All the great Abyssinian rivers belong to the Nile basin. Of these the Mareb is the most northern. It rises in the district of Hamasen, flows S. and W. around Serawe, and thence in a N. W. direction through the Nubian province of Taka. In the rainy season its waters reach the Atbara, but during the remainder of the year they disappear in the sand. The Tacazze rises in Lasta from a spring which was first caused to gush forth from the rock, according to tradition, by a blow from the hand of Menilek, son of the queen of Sheba. Its name signifies "the terrible." Flowing northwesterly, it enters, or properly receives, the Atbara at Tomat, in Nubian territory. It is a rapid and impetuous stream, dashing down rocky falls and between lofty precipices with a turbulence well denoted by its name. Further S. is the Abai, the celebrated Nile of Bruce, although the Bahr-el-Azrek or true Blue river rises in the Galla country under the name of the Dedhesa, and the Abai is in reality only its largest tributary.

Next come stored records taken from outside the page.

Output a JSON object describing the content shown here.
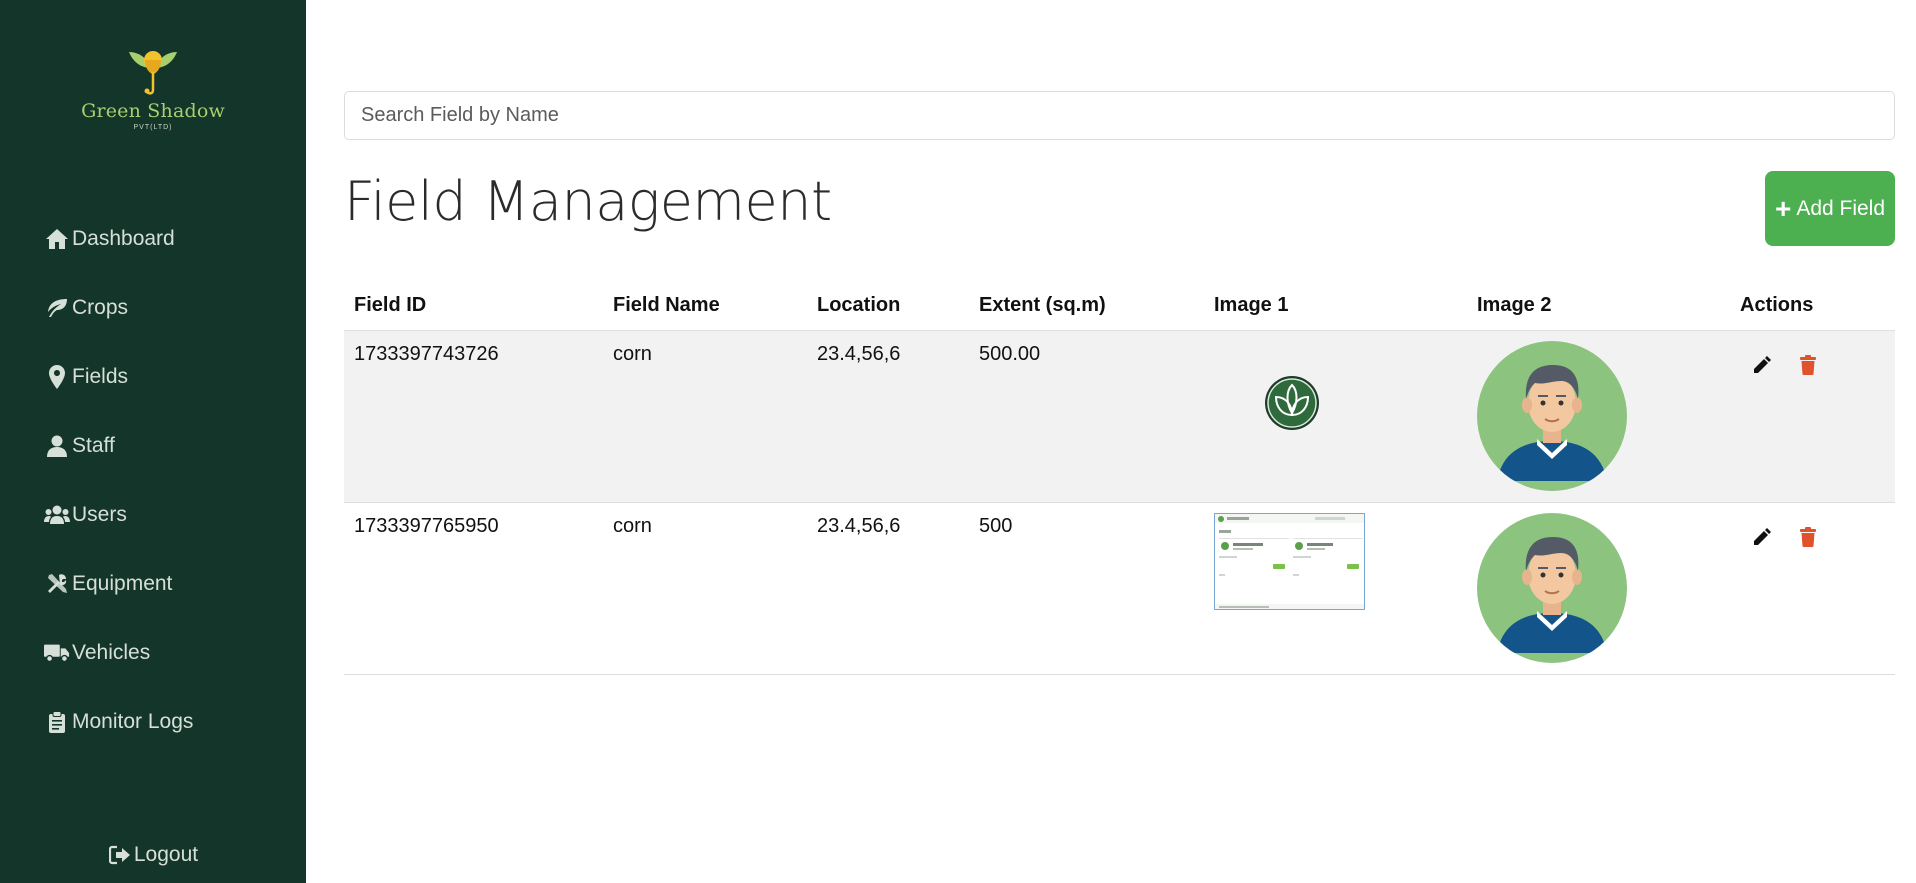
{
  "brand": {
    "name": "Green Shadow",
    "sub": "PVT(LTD)"
  },
  "sidebar": {
    "items": [
      {
        "label": "Dashboard",
        "icon": "home-icon"
      },
      {
        "label": "Crops",
        "icon": "leaf-icon"
      },
      {
        "label": "Fields",
        "icon": "map-marker-icon"
      },
      {
        "label": "Staff",
        "icon": "user-icon"
      },
      {
        "label": "Users",
        "icon": "users-icon"
      },
      {
        "label": "Equipment",
        "icon": "tools-icon"
      },
      {
        "label": "Vehicles",
        "icon": "truck-icon"
      },
      {
        "label": "Monitor Logs",
        "icon": "clipboard-icon"
      }
    ],
    "logout": "Logout"
  },
  "search": {
    "placeholder": "Search Field by Name",
    "value": ""
  },
  "page": {
    "title": "Field Management"
  },
  "add_button": {
    "label": "Add Field"
  },
  "table": {
    "headers": [
      "Field ID",
      "Field Name",
      "Location",
      "Extent (sq.m)",
      "Image 1",
      "Image 2",
      "Actions"
    ],
    "rows": [
      {
        "id": "1733397743726",
        "name": "corn",
        "location": "23.4,56,6",
        "extent": "500.00",
        "image1": "leaf-logo-image",
        "image2": "avatar-image"
      },
      {
        "id": "1733397765950",
        "name": "corn",
        "location": "23.4,56,6",
        "extent": "500",
        "image1": "screenshot-thumbnail-image",
        "image2": "avatar-image"
      }
    ]
  },
  "colors": {
    "sidebar": "#14352a",
    "accent": "#4caf50",
    "delete": "#e0522c",
    "logo": "#a7cf6e"
  }
}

The latter rises S. of the Tzana lake, and making a northward circle through it, turns southward and joins the Bahr-el-Azrek near lat. 11° N. This lake, also called the Dembea, is situated in a grain-producing region of great fertility, at a height of 6,110 ft. above the level of the sea.